SOURCE MATERIAL: Begin
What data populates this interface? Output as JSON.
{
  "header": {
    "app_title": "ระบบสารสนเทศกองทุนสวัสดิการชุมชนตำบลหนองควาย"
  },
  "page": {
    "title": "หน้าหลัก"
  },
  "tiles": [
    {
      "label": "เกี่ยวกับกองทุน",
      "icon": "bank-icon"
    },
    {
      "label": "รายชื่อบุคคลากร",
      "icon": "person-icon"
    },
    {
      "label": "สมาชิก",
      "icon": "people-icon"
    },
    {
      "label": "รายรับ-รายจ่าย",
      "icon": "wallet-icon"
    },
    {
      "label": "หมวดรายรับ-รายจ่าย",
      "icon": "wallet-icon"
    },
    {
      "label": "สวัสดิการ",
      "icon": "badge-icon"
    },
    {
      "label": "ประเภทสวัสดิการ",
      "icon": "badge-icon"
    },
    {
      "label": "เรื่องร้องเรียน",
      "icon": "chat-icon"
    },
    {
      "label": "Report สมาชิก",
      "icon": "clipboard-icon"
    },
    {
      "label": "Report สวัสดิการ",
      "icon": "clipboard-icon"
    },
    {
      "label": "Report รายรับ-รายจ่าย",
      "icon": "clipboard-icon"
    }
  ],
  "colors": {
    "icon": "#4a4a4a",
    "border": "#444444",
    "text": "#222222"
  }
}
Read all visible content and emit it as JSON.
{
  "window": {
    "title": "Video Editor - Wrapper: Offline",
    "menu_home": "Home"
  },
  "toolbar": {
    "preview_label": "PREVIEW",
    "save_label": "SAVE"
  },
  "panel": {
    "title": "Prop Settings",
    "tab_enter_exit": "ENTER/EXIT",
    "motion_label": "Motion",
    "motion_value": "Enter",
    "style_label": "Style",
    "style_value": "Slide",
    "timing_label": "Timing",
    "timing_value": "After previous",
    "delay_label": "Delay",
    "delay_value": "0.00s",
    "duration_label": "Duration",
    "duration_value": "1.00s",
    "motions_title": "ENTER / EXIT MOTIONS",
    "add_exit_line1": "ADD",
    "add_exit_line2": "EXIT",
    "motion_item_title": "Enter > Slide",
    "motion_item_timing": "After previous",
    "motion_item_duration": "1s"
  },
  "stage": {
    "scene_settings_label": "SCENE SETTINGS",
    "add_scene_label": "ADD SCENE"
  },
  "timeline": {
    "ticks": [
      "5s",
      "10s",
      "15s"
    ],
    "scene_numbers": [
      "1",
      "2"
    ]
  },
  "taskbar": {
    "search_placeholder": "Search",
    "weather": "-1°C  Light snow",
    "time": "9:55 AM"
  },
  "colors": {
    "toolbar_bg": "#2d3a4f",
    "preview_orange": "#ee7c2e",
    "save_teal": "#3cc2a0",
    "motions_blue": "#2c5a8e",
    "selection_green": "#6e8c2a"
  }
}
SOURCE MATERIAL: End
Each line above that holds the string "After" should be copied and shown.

▶ TASK RESULT
    "timing_value": "After previous",
    "motion_item_timing": "After previous",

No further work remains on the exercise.